The Tropical Rainfall Measuring Mission satellite known as TRMM is managed by both NASA and the Japanese Space Agency. From its orbit in space, TRMM's instruments can estimate rainfall from tropical cyclones.
The TRMM satellite captured rainfall rates from Tropical Storm Hector on Aug. 14, 2012 1:28 a.m. EDT. TRMM data showed that Hector had a small area of moderate to heavy rainfall around the center of circulation. Heavy rainfall appears in red, falling at 2 inches/50 mm per hour. Light to moderate rainfall is depicted in blue and green (falling at a rate between .78 to 1.57 inches (20 to 40 mm) per hour.
Credit: Credit: SSAI/NASA, Hal Pierce
The TRMM satellite captured rainfall rates from Tropical Storm Hector on August 14, 2012 1:28 a.m. EDT. TRMM data showed that Hector had a small area of moderate to heavy rainfall around the center of circulation. That small area of heavy rainfall was falling at 2 inches/50 mm per hour. For the most part, rainfall was light-to-moderate in other areas of Hector.
Hector is being battered by moderate winds from the east, and that has been pushing the rainfall to the west of the storm's center. That wind shear is expected to be around for the next couple of days, which will prevent Hector from strengthening.
On Tuesday, August 14 at 11 a.m. EDT (1500 UTC) Hector's maximum sustained winds remained near 45 mph (75 kmh). The center of Tropical Storm Hector was about 230 miles (365 km) west-southwest of Socorro Island and about 440 miles (710 km) southwest of the southern tip of Baja California. That puts Hector's center near latitude 18.1 north and longitude 114.4 west. Hector is moving toward the west near 6 mph (9 kmh).
Hector is moving west and is expected to turn northwest before weakening into a remnant low pressure area by the end of the week.
Rob Gutro | EurekAlert!
Global study of world's beaches shows threat to protected areas
19.07.2018 | NASA/Goddard Space Flight Center
NSF-supported researchers to present new results on hurricanes and other extreme events
19.07.2018 | National Science Foundation

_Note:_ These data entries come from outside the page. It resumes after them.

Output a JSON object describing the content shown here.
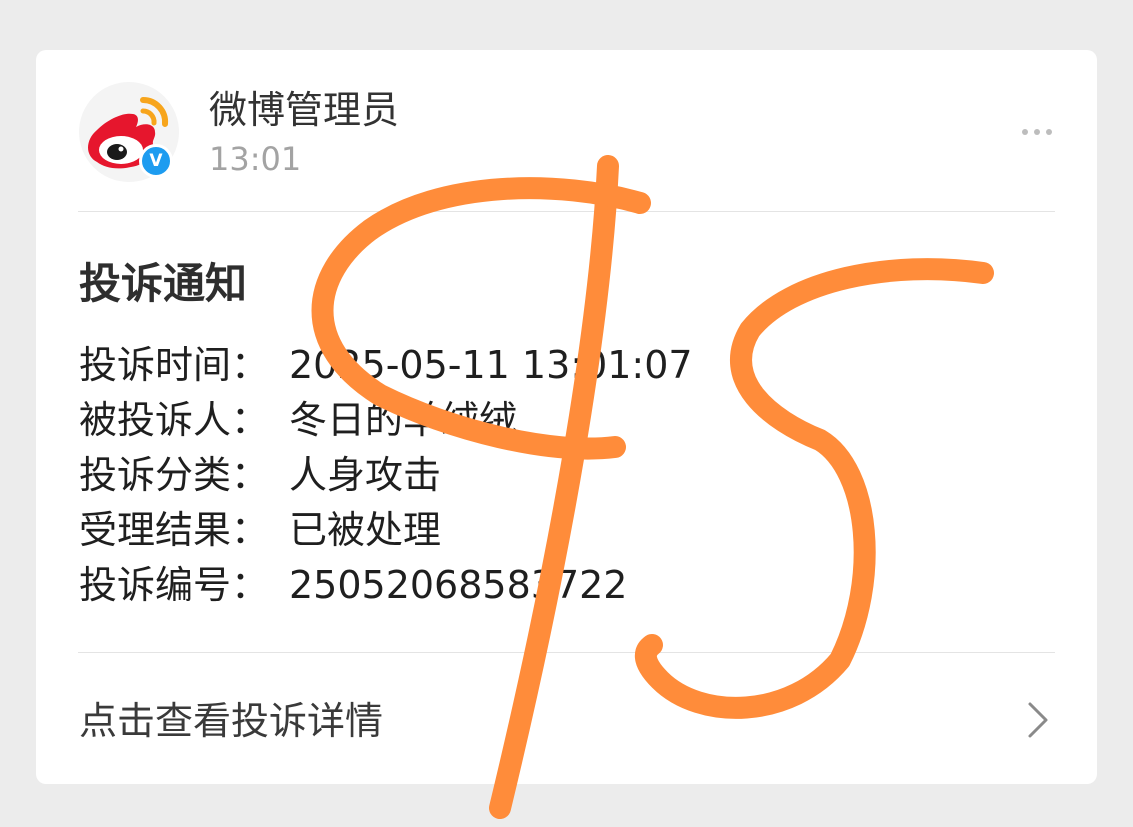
{
  "header": {
    "sender_name": "微博管理员",
    "time": "13:01",
    "verified_mark": "V",
    "avatar_icon": "weibo-logo-icon",
    "menu_icon": "more-horizontal-icon"
  },
  "notice": {
    "title": "投诉通知",
    "rows": [
      {
        "label": "投诉时间：",
        "value": "2025-05-11 13:01:07"
      },
      {
        "label": "被投诉人：",
        "value": "冬日的羊绒绒"
      },
      {
        "label": "投诉分类：",
        "value": "人身攻击"
      },
      {
        "label": "受理结果：",
        "value": "已被处理"
      },
      {
        "label": "投诉编号：",
        "value": "25052068583722"
      }
    ]
  },
  "footer": {
    "view_details_label": "点击查看投诉详情",
    "chevron_icon": "chevron-right-icon"
  },
  "colors": {
    "background": "#ececec",
    "card": "#ffffff",
    "scribble": "#ff8c3a",
    "weibo_red": "#e6162d",
    "weibo_orange": "#f7a51c",
    "verified_blue": "#1d9cf0"
  }
}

A new manufacturing technique uses a process similar to newspaper printing to form smoother and more flexible metals for making ultrafast electronic devices.
The low-cost process, developed by Purdue University researchers, combines tools already used in industry for manufacturing metals on a large scale, but uses...
For the first time ever, scientists have determined the cosmic origin of highest-energy neutrinos. A research group led by IceCube scientist Elisa Resconi, spokesperson of the Collaborative Research Center SFB1258 at the Technical University of Munich (TUM), provides an important piece of evidence that the particles detected by the IceCube neutrino telescope at the South Pole originate from a galaxy four billion light-years away from Earth.
To rule out other origins with certainty, the team led by neutrino physicist Elisa Resconi from the Technical University of Munich and multi-wavelength...
For the first time a team of researchers have discovered two different phases of magnetic skyrmions in a single material. Physicists of the Technical Universities of Munich and Dresden and the University of Cologne can now better study and understand the properties of these magnetic structures, which are important for both basic research and applications.
Whirlpools are an everyday experience in a bath tub: When the water is drained a circular vortex is formed. Typically, such whirls are rather stable. Similar...
Physicists working with Roland Wester at the University of Innsbruck have investigated if and how chemical reactions can be influenced by targeted vibrational excitation of the reactants. They were able to demonstrate that excitation with a laser beam does not affect the efficiency of a chemical exchange reaction and that the excited molecular group acts only as a spectator in the reaction.
A frequently used reaction in organic chemistry is nucleophilic substitution. It plays, for example, an important role in in the synthesis of new chemical...
Optical spectroscopy allows investigating the energy structure and dynamic properties of complex quantum systems. Researchers from the University of Würzburg present two new approaches of coherent two-dimensional spectroscopy.
"Put an excitation into the system and observe how it evolves." According to physicist Professor Tobias Brixner, this is the credo of optical spectroscopy....
13.07.2018 | Event News
12.07.2018 | Event News
03.07.2018 | Event News
20.07.2018 | Power and Electrical Engineering
20.07.2018 | Information Technology
20.07.2018 | Materials Sciences